A Charleston, N.C., jury remained deadlocked, due to a single juror’s refusal to vote for a murder conviction, forcing the presiding judge to declare a mistrial on Monday. State prosecutors vowed to retry Slager. But Slager also faces federal civil rights charges in the case, for which he was indicted last May.

“I think that will be a decision that the attorney general will review and make after Jan. 20,” he said on the network’s “Morning Joe” broadcast, adding that he presumed there would be another state trial.

President-elect Donald Trump has designated Alabama Sen. Jeff Sessions as his attorney general nominee. But him being chosen for the job has elicited strong reaction over his controversial past racial record, particularly that he was rejected for a federal judgeship in 1985 on those grounds. As head of the Justice Department, Sessions could easily decide not to pursue the federal case agaisnt Slager, even if a new trial finds him guilty.

Slager is the second officer within recent weeks whose court proceedings resulted in a mistrial. Last month, a jury hearing the case of former University of Cincinnati policeman Ray Tensing also deadlocked over whether or not he was guilty of murdering Samuel DuBose in a traffic stop in July 2015. In both cases the officers were White, while the motorists were Black.

The cases alarmed activists and the public in general over what seems to be the repeated shooting deaths of African-Americans at police hands, which has been exacerbated by viral videos of the incidents being spread through social media. During the interview with MSNBC, Pence did not specify whether or not the issue — one of the main ones concerning the Black community — would be addressed in the Slager case or others, referring only to the makeup of the incoming cabinet.

“You see it in the diversity of people that coming to Trump Tower and that he’s sitting down with,” said Pence. “He is committed to being president of all of the people of the United States of America.”
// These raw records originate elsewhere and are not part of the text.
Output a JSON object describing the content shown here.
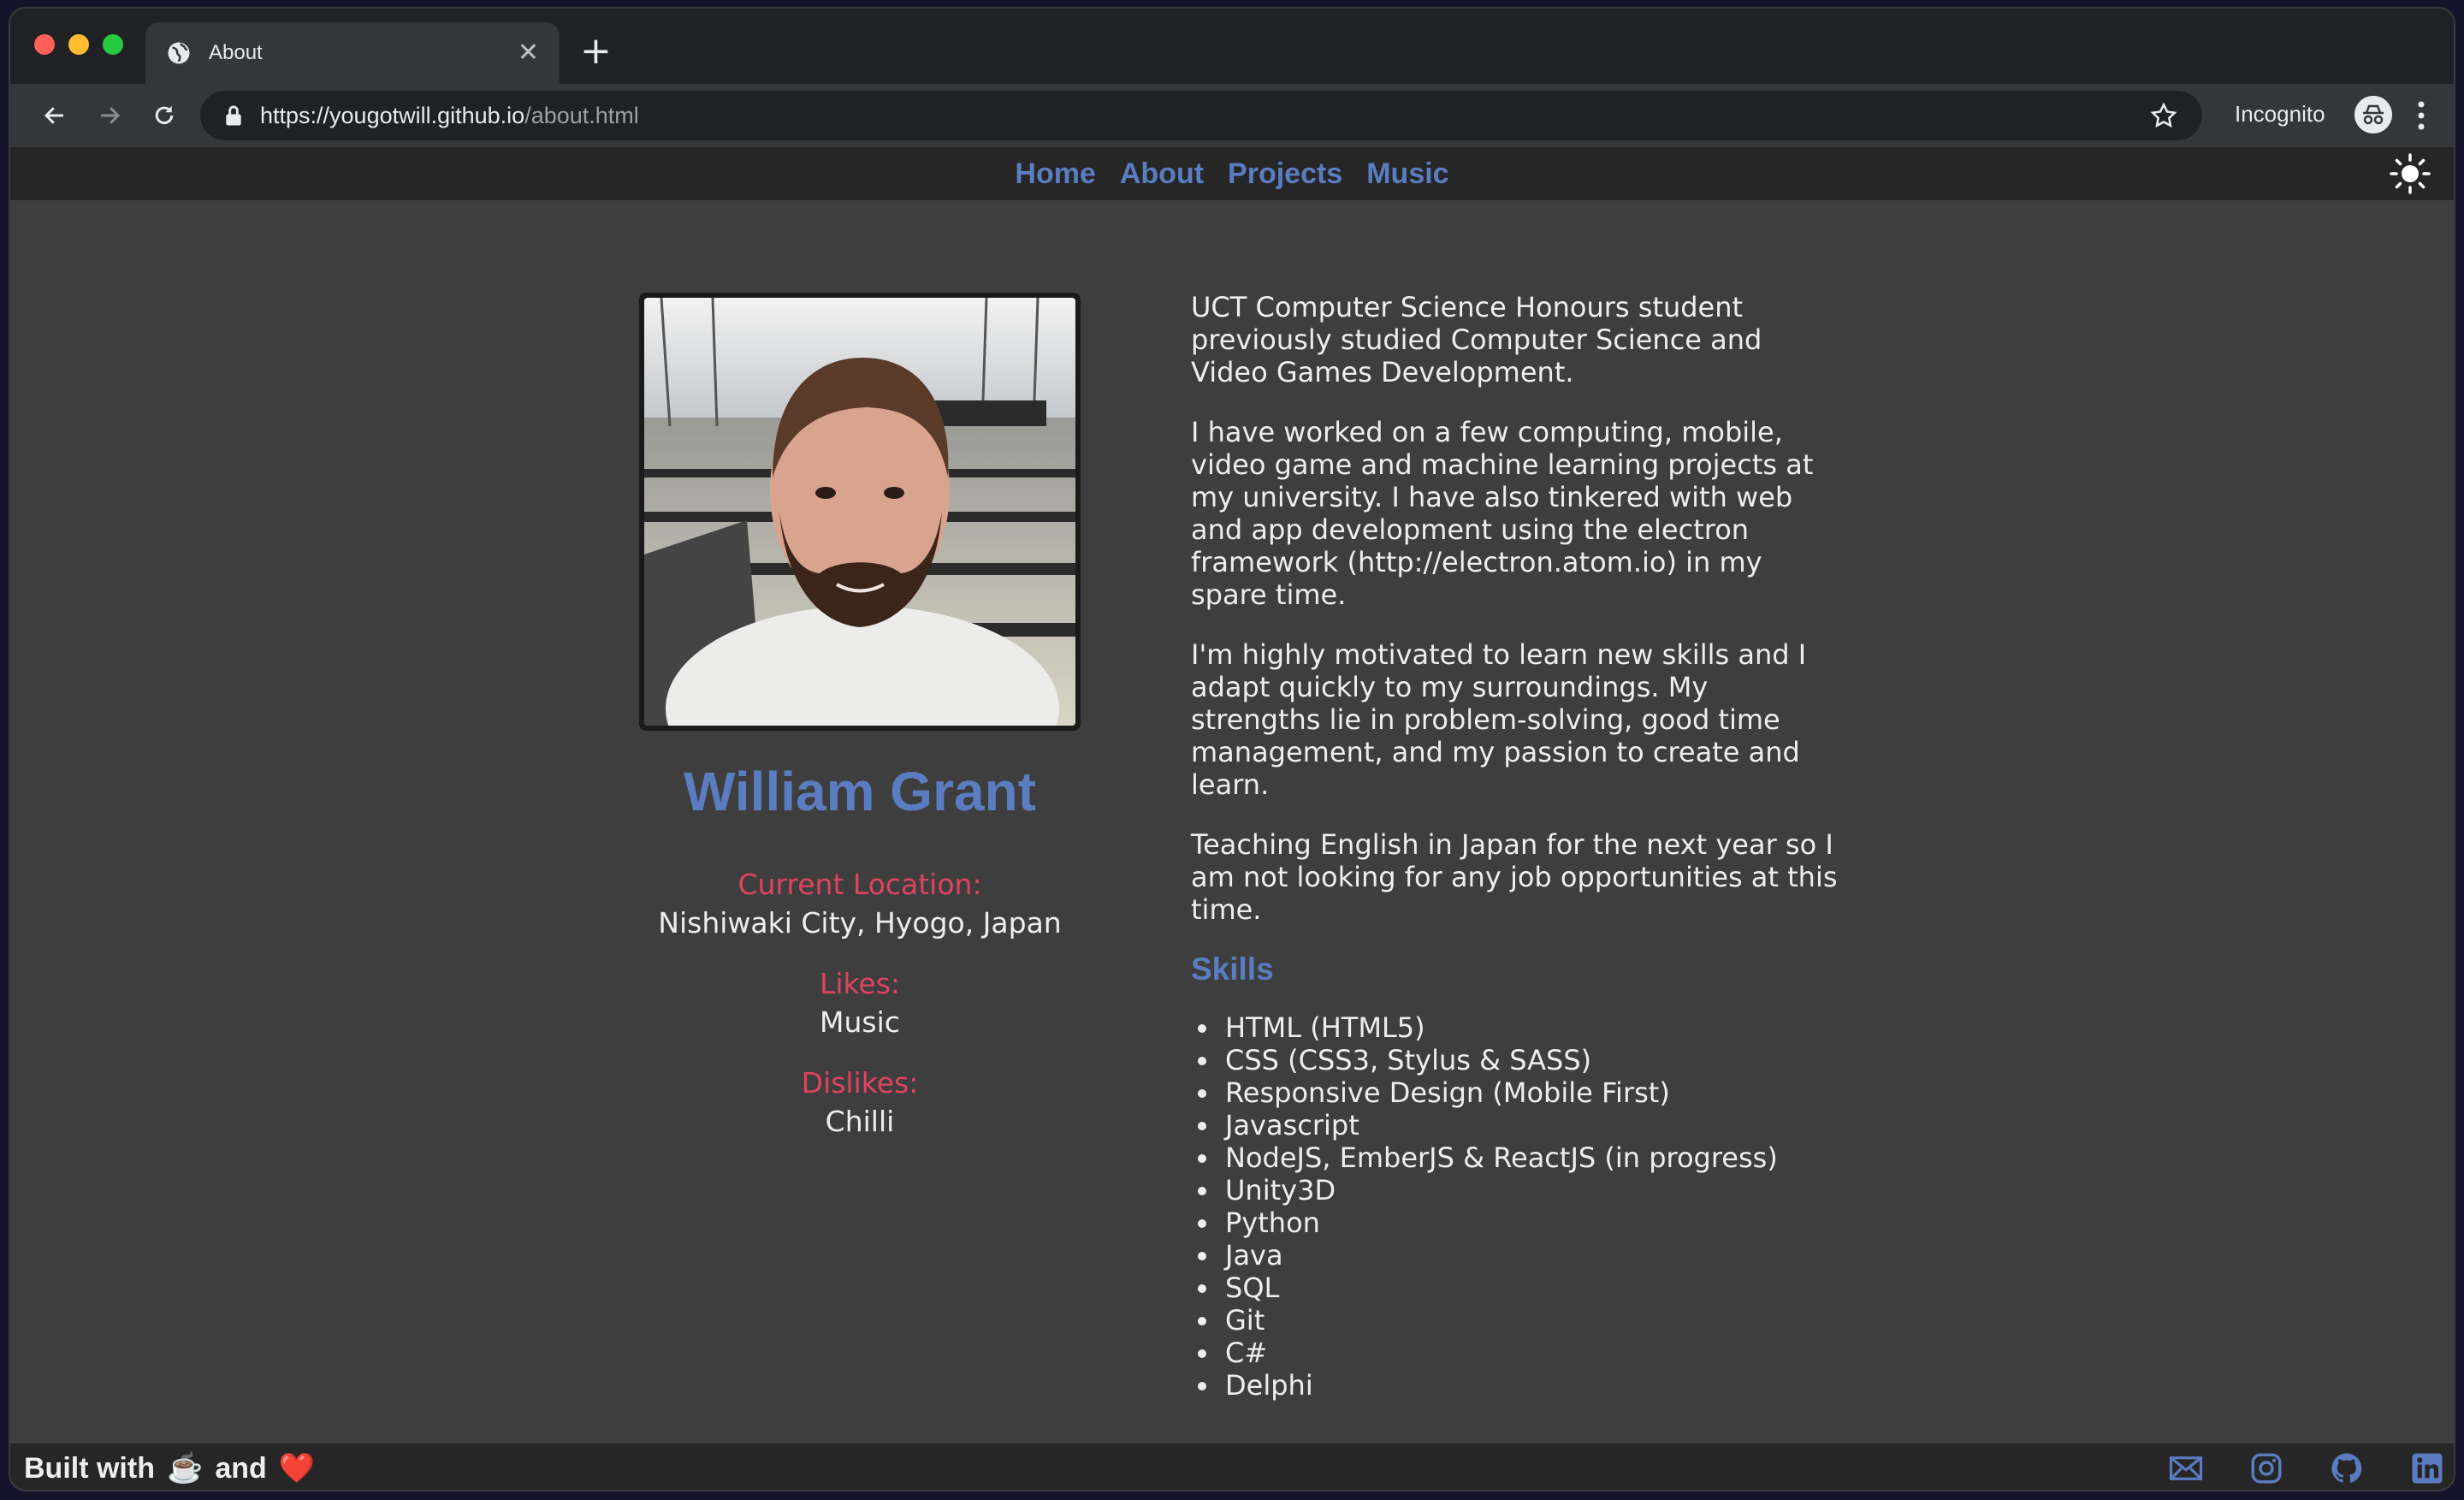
{
  "browser": {
    "tab_title": "About",
    "url_host": "https://yougotwill.github.io",
    "url_path": "/about.html",
    "incognito_label": "Incognito",
    "icons": [
      "globe-icon",
      "close-icon",
      "new-tab-icon",
      "back-icon",
      "forward-icon",
      "reload-icon",
      "lock-icon",
      "star-icon",
      "incognito-icon",
      "more-icon"
    ]
  },
  "nav": {
    "items": [
      "Home",
      "About",
      "Projects",
      "Music"
    ],
    "theme_icon": "sun-icon"
  },
  "profile": {
    "name": "William Grant",
    "location_label": "Current Location:",
    "location_value": "Nishiwaki City, Hyogo, Japan",
    "likes_label": "Likes:",
    "likes_value": "Music",
    "dislikes_label": "Dislikes:",
    "dislikes_value": "Chilli"
  },
  "bio": {
    "paragraphs": [
      "UCT Computer Science Honours student previously studied Computer Science and Video Games Development.",
      "I have worked on a few computing, mobile, video game and machine learning projects at my university. I have also tinkered with web and app development using the electron framework (http://electron.atom.io) in my spare time.",
      "I'm highly motivated to learn new skills and I adapt quickly to my surroundings. My strengths lie in problem-solving, good time management, and my passion to create and learn.",
      "Teaching English in Japan for the next year so I am not looking for any job opportunities at this time."
    ],
    "skills_title": "Skills",
    "skills": [
      "HTML (HTML5)",
      "CSS (CSS3, Stylus & SASS)",
      "Responsive Design (Mobile First)",
      "Javascript",
      "NodeJS, EmberJS & ReactJS (in progress)",
      "Unity3D",
      "Python",
      "Java",
      "SQL",
      "Git",
      "C#",
      "Delphi"
    ]
  },
  "footer": {
    "built_with": "Built with",
    "and": "and",
    "coffee": "☕",
    "heart": "❤️",
    "social_icons": [
      "mail-icon",
      "instagram-icon",
      "github-icon",
      "linkedin-icon"
    ]
  },
  "colors": {
    "accent_blue": "#5a7cc0",
    "label_red": "#e0435f",
    "page_bg": "#3e3e3e",
    "bar_bg": "#262626"
  }
}
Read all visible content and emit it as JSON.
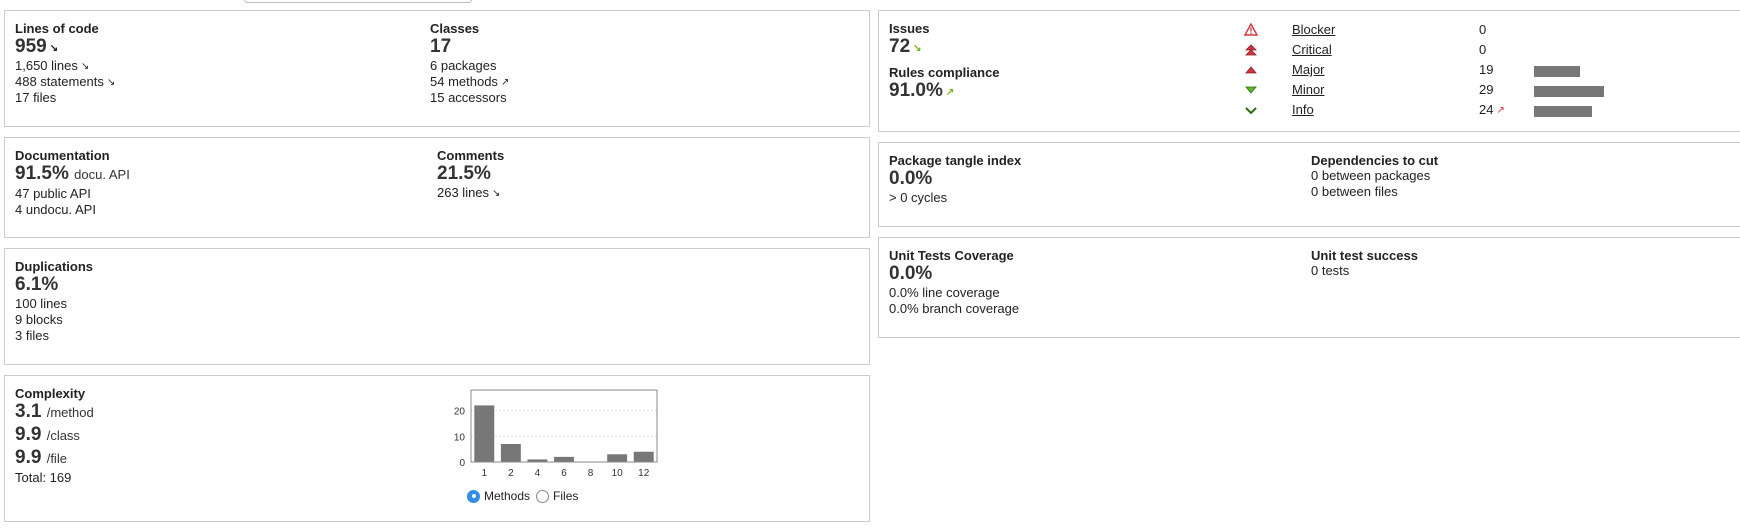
{
  "loc": {
    "title": "Lines of code",
    "value": "959",
    "lines": "1,650 lines",
    "statements": "488 statements",
    "files": "17 files"
  },
  "classes": {
    "title": "Classes",
    "value": "17",
    "packages": "6 packages",
    "methods": "54 methods",
    "accessors": "15 accessors"
  },
  "documentation": {
    "title": "Documentation",
    "value": "91.5%",
    "unit": "docu. API",
    "public_api": "47 public API",
    "undocu_api": "4 undocu. API"
  },
  "comments": {
    "title": "Comments",
    "value": "21.5%",
    "lines": "263 lines"
  },
  "duplications": {
    "title": "Duplications",
    "value": "6.1%",
    "lines": "100 lines",
    "blocks": "9 blocks",
    "files": "3 files"
  },
  "complexity": {
    "title": "Complexity",
    "per_method": "3.1",
    "per_method_unit": "/method",
    "per_class": "9.9",
    "per_class_unit": "/class",
    "per_file": "9.9",
    "per_file_unit": "/file",
    "total": "Total: 169",
    "radio_methods": "Methods",
    "radio_files": "Files",
    "selected": "Methods"
  },
  "chart_data": {
    "type": "bar",
    "categories": [
      "1",
      "2",
      "4",
      "6",
      "8",
      "10",
      "12"
    ],
    "values": [
      22,
      7,
      1,
      2,
      0,
      3,
      4
    ],
    "ylim": [
      0,
      28
    ],
    "yticks": [
      0,
      10,
      20
    ],
    "grid": true,
    "bar_color": "#777777"
  },
  "issues": {
    "title": "Issues",
    "value": "72",
    "rules_title": "Rules compliance",
    "rules_value": "91.0%",
    "severities": [
      {
        "name": "Blocker",
        "count": "0",
        "ratio": 0,
        "icon": "blocker-icon"
      },
      {
        "name": "Critical",
        "count": "0",
        "ratio": 0,
        "icon": "critical-icon"
      },
      {
        "name": "Major",
        "count": "19",
        "ratio": 0.655,
        "icon": "major-icon"
      },
      {
        "name": "Minor",
        "count": "29",
        "ratio": 1.0,
        "icon": "minor-icon"
      },
      {
        "name": "Info",
        "count": "24",
        "ratio": 0.828,
        "icon": "info-icon"
      }
    ]
  },
  "tangle": {
    "title": "Package tangle index",
    "value": "0.0%",
    "cycles": "> 0 cycles",
    "deps_title": "Dependencies to cut",
    "between_packages": "0 between packages",
    "between_files": "0 between files"
  },
  "coverage": {
    "title": "Unit Tests Coverage",
    "value": "0.0%",
    "line_coverage": "0.0% line coverage",
    "branch_coverage": "0.0% branch coverage",
    "success_title": "Unit test success",
    "tests": "0 tests"
  },
  "colors": {
    "up_good": "#7ab317",
    "up_bad": "#d4333f",
    "border": "#cccccc",
    "radio_selected": "#2f8de4"
  }
}
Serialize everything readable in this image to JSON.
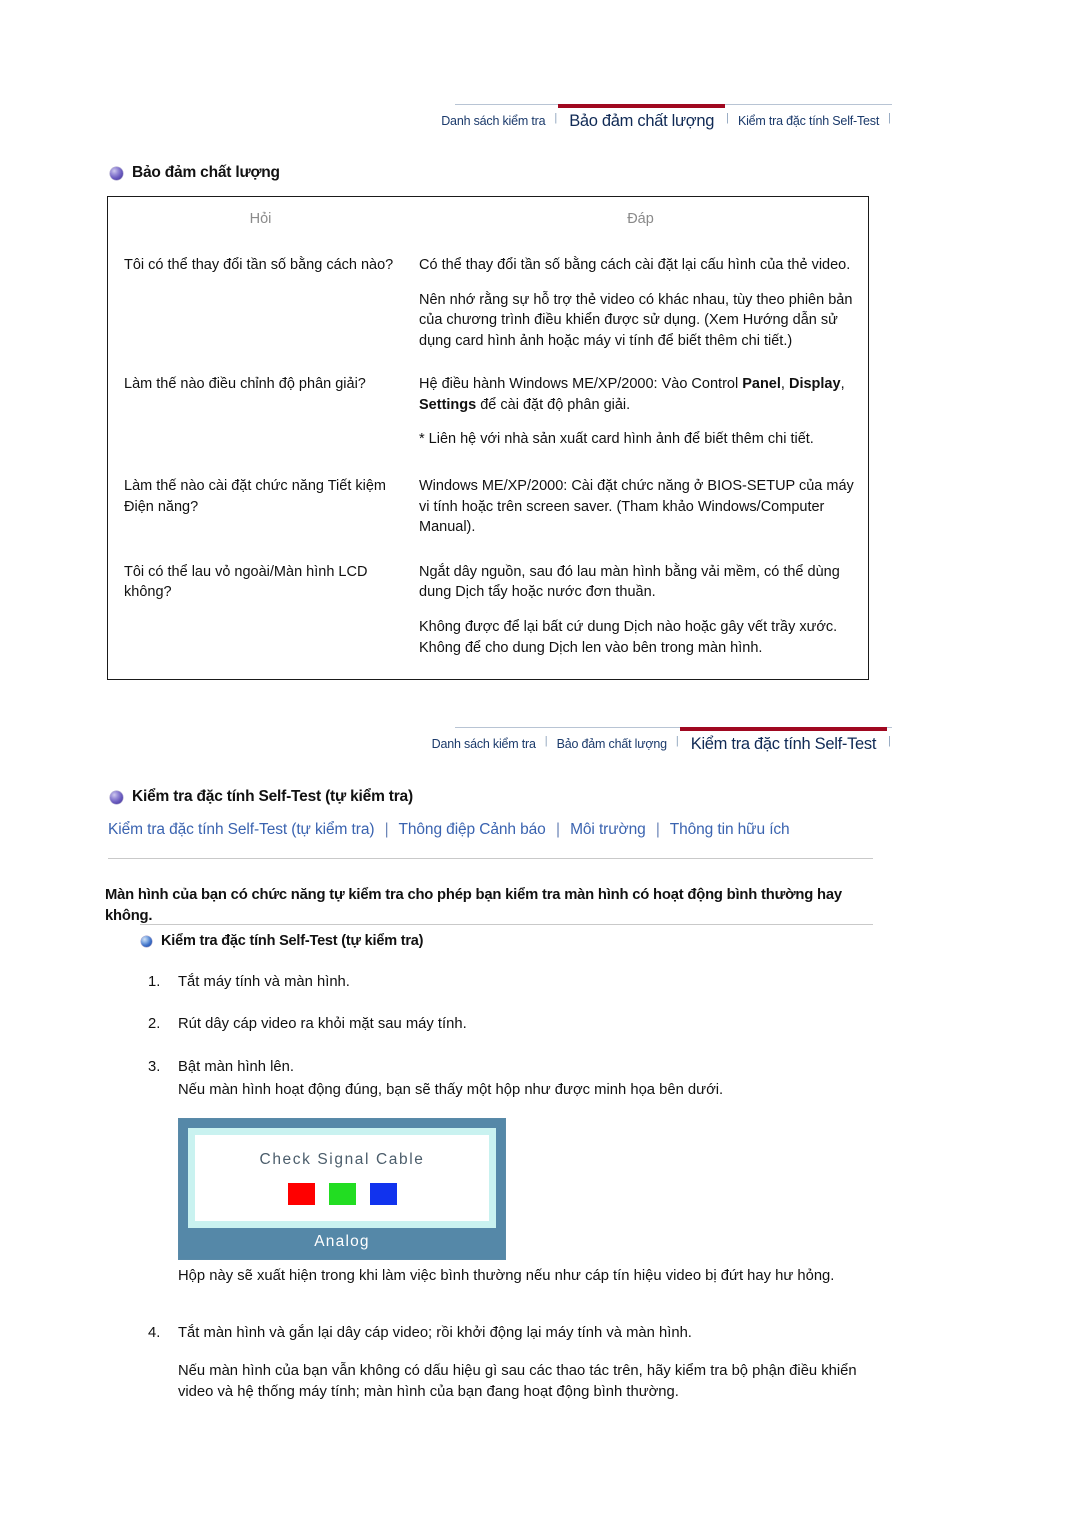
{
  "nav_top": {
    "tabs": [
      {
        "label": "Danh sách kiểm tra",
        "active": false
      },
      {
        "label": "Bảo đảm chất lượng",
        "active": true
      },
      {
        "label": "Kiểm tra đặc tính Self-Test",
        "active": false
      }
    ],
    "separator": "|",
    "accent_color": "#a00820",
    "link_color": "#1b3a6b"
  },
  "nav_bottom": {
    "tabs": [
      {
        "label": "Danh sách kiểm tra",
        "active": false
      },
      {
        "label": "Bảo đảm chất lượng",
        "active": false
      },
      {
        "label": "Kiểm tra đặc tính Self-Test",
        "active": true
      }
    ],
    "separator": "|",
    "accent_color": "#a00820"
  },
  "section1": {
    "title": "Bảo đảm chất lượng",
    "table": {
      "headers": {
        "question": "Hỏi",
        "answer": "Đáp"
      },
      "rows": [
        {
          "question": "Tôi có thể thay đổi tần số bằng cách nào?",
          "answer_1": "Có thể thay đổi tần số bằng cách cài đặt lại cấu hình của thẻ video.",
          "answer_2": "Nên nhớ rằng sự hỗ trợ thẻ video có khác nhau, tùy theo phiên bản của chương trình điều khiển được sử dụng. (Xem Hướng dẫn sử dụng card hình ảnh hoặc máy vi tính để biết thêm chi tiết.)"
        },
        {
          "question": "Làm thế nào điều chỉnh độ phân giải?",
          "answer_1_pre": "Hệ điều hành Windows ME/XP/2000: Vào Control ",
          "answer_1_b1": "Panel",
          "answer_1_mid1": ", ",
          "answer_1_b2": "Display",
          "answer_1_mid2": ", ",
          "answer_1_b3": "Settings",
          "answer_1_post": " để cài đặt độ phân giải.",
          "answer_2": "* Liên hệ với nhà sản xuất card hình ảnh để biết thêm chi tiết."
        },
        {
          "question": "Làm thế nào cài đặt chức năng Tiết kiệm Điện năng?",
          "answer_1": "Windows ME/XP/2000: Cài đặt chức năng ở BIOS-SETUP của máy vi tính hoặc trên screen saver. (Tham khảo Windows/Computer Manual)."
        },
        {
          "question": "Tôi có thể lau vỏ ngoài/Màn hình LCD không?",
          "answer_1": "Ngắt dây nguồn, sau đó lau màn hình bằng vải mềm, có thể dùng dung Dịch tẩy hoặc nước đơn thuần.",
          "answer_2": "Không được để lại bất cứ dung Dịch nào hoặc gây vết trầy xước. Không để cho dung Dịch len vào bên trong màn hình."
        }
      ]
    }
  },
  "section2": {
    "title": "Kiểm tra đặc tính Self-Test (tự kiểm tra)",
    "subnav": [
      "Kiểm tra đặc tính Self-Test (tự kiểm tra)",
      "Thông điệp Cảnh báo",
      "Môi trường",
      "Thông tin hữu ích"
    ],
    "subnav_separator": "|",
    "intro": "Màn hình của bạn có chức năng tự kiểm tra cho phép bạn kiểm tra màn hình có hoạt động bình thường hay không.",
    "subheading": "Kiểm tra đặc tính Self-Test (tự kiểm tra)",
    "steps": [
      {
        "num": "1.",
        "text": "Tắt máy tính và màn hình."
      },
      {
        "num": "2.",
        "text": "Rút dây cáp video ra khỏi mặt sau máy tính."
      },
      {
        "num": "3.",
        "text": "Bật màn hình lên."
      }
    ],
    "note_after_step3": "Nếu màn hình hoạt động đúng, bạn sẽ thấy một hộp như được minh họa bên dưới.",
    "self_test_image": {
      "message": "Check Signal Cable",
      "label": "Analog",
      "swatch_colors": [
        "#ff0000",
        "#22dd22",
        "#1133ee"
      ],
      "frame_color": "#5588a8",
      "inner_border_color": "#c9f2f0",
      "message_color": "#4b5d6b"
    },
    "note_after_image": "Hộp này sẽ xuất hiện trong khi làm việc bình thường nếu như cáp tín hiệu video bị đứt hay hư hỏng.",
    "step4": {
      "num": "4.",
      "text": "Tắt màn hình và gắn lại dây cáp video; rồi khởi động lại máy tính và màn hình."
    },
    "closing": "Nếu màn hình của bạn vẫn không có dấu hiệu gì sau các thao tác trên, hãy kiểm tra bộ phận điều khiển video và hệ thống máy tính; màn hình của bạn đang hoạt động bình thường."
  }
}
Credit: MSNBC’s Morning Joe

An earlier version of this story appears on JETMag.com.